→ YOUR INSTRUCTIONS:
Find every line of the records that has "title" and return it.
# # # # # # #
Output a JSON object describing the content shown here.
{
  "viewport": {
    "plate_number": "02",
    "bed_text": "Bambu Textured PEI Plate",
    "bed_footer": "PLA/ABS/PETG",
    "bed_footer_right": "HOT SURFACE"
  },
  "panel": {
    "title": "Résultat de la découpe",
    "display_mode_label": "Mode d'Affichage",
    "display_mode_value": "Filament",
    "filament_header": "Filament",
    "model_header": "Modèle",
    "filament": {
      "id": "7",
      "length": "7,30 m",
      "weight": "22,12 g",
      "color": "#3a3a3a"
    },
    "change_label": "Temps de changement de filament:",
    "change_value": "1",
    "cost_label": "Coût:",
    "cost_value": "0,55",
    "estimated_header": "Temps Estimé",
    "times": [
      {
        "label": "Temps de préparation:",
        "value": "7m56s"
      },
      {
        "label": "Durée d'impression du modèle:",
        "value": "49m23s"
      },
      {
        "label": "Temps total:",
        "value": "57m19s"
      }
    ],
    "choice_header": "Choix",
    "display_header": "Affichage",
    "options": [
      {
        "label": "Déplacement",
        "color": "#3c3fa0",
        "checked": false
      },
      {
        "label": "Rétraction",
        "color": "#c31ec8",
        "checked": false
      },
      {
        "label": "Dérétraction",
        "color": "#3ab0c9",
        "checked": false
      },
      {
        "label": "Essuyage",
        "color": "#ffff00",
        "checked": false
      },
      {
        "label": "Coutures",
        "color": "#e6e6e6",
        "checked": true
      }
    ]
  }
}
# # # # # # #
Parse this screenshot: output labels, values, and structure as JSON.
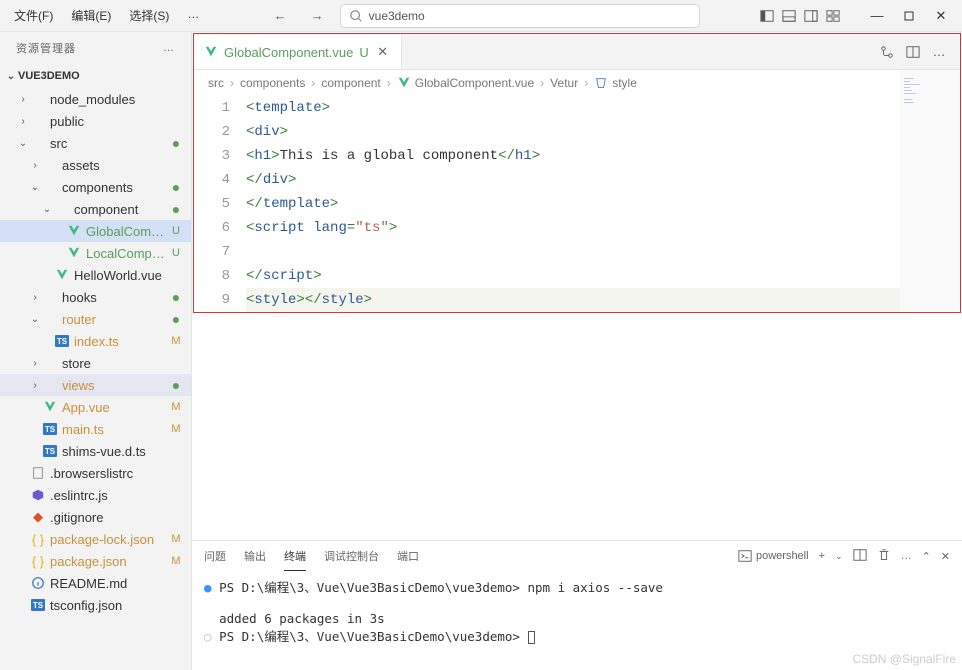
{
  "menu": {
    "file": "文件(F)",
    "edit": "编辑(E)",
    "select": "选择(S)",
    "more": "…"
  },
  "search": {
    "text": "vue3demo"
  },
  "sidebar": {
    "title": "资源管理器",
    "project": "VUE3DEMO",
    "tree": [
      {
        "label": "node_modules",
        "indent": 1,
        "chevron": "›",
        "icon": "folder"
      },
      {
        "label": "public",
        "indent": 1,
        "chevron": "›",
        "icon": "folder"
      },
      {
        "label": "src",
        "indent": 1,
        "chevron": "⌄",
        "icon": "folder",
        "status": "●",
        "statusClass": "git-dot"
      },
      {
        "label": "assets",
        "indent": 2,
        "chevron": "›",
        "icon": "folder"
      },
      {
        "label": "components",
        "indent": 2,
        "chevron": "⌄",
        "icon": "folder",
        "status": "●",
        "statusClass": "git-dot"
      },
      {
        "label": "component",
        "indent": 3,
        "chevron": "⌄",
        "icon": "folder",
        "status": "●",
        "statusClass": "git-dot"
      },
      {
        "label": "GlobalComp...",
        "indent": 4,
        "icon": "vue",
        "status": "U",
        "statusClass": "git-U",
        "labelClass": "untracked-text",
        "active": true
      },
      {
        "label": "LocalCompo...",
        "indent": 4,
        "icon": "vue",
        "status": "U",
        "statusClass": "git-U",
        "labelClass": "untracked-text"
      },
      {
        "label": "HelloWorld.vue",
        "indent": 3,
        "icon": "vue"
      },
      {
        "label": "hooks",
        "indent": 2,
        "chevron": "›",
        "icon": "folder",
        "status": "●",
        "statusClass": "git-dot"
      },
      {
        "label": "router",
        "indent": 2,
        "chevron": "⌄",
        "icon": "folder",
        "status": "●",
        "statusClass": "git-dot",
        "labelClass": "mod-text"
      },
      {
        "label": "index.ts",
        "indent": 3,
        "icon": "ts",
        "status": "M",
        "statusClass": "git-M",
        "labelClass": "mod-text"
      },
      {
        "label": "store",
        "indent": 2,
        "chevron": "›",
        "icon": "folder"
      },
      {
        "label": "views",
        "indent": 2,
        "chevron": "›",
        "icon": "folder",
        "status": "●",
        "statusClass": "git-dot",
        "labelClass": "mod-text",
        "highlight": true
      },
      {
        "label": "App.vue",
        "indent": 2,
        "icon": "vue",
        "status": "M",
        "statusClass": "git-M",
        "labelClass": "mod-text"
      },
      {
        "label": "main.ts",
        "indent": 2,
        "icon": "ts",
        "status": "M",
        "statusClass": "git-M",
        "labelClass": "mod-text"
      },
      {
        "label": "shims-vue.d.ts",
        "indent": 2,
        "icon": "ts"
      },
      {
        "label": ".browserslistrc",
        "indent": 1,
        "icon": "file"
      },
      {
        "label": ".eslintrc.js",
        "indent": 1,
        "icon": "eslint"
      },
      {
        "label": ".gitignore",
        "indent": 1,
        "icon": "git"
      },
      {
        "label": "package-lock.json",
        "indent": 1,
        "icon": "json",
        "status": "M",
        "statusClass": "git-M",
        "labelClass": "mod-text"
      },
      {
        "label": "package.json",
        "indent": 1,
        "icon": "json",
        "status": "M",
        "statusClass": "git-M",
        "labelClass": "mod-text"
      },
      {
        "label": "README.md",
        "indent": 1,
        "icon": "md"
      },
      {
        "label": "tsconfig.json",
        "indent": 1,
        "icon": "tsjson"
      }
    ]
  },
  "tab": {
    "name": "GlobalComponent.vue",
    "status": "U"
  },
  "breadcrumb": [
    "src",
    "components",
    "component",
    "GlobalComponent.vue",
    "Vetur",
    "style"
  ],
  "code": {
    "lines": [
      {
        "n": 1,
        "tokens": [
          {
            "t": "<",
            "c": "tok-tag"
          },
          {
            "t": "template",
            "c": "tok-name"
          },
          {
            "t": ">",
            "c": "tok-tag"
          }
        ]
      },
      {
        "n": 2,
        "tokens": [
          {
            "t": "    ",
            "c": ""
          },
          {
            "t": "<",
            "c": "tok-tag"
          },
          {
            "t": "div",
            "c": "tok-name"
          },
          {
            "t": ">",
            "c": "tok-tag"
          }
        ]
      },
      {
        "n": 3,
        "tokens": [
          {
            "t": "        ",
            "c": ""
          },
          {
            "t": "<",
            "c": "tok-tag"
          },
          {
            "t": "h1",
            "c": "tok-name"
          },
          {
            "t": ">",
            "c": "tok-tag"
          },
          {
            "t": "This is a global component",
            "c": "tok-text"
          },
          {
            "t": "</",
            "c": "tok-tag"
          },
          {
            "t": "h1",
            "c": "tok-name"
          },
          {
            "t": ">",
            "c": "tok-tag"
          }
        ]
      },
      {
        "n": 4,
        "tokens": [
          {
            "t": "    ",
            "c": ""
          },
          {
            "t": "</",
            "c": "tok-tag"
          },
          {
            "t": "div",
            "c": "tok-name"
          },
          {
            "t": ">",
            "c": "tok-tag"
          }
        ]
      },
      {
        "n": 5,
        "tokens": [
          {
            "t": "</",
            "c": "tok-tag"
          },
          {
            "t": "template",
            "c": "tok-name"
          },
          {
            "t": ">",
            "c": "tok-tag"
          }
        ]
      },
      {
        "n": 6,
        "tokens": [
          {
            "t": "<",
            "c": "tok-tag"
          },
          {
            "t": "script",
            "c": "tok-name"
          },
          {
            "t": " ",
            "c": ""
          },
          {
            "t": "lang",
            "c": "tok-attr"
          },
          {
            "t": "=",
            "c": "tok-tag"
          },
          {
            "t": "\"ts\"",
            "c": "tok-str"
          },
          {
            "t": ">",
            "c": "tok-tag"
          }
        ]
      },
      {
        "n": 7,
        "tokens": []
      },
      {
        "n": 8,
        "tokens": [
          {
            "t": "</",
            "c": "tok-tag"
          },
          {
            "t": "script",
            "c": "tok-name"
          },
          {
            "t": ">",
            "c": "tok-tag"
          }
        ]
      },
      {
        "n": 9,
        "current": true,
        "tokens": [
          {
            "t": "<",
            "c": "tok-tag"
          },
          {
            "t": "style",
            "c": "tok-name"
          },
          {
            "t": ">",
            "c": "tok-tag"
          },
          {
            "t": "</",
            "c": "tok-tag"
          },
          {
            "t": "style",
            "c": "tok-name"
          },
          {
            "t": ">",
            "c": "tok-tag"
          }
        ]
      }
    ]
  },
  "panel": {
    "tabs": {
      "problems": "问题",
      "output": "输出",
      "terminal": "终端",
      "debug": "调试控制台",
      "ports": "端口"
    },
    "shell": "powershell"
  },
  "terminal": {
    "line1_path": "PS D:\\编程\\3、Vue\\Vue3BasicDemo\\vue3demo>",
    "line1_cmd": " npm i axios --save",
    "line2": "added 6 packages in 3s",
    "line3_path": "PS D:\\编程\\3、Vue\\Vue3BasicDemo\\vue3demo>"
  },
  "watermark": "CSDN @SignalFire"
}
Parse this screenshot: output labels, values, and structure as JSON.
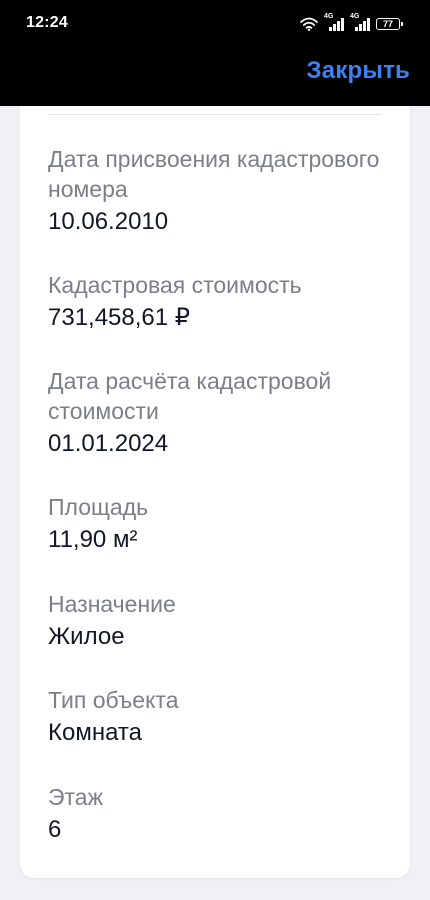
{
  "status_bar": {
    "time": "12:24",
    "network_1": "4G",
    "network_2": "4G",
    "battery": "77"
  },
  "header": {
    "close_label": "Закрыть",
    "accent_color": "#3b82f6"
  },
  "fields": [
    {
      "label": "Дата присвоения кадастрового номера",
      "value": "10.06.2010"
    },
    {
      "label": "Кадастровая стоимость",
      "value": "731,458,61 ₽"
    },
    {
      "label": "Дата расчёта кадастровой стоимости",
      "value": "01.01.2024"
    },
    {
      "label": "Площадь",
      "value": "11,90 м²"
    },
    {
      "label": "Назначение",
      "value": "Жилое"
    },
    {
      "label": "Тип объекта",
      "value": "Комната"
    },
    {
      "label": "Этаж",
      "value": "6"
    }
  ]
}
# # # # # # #
→ FINISHED TASK:
    "title": "Résultat de la découpe",
    "title": "资源管理器",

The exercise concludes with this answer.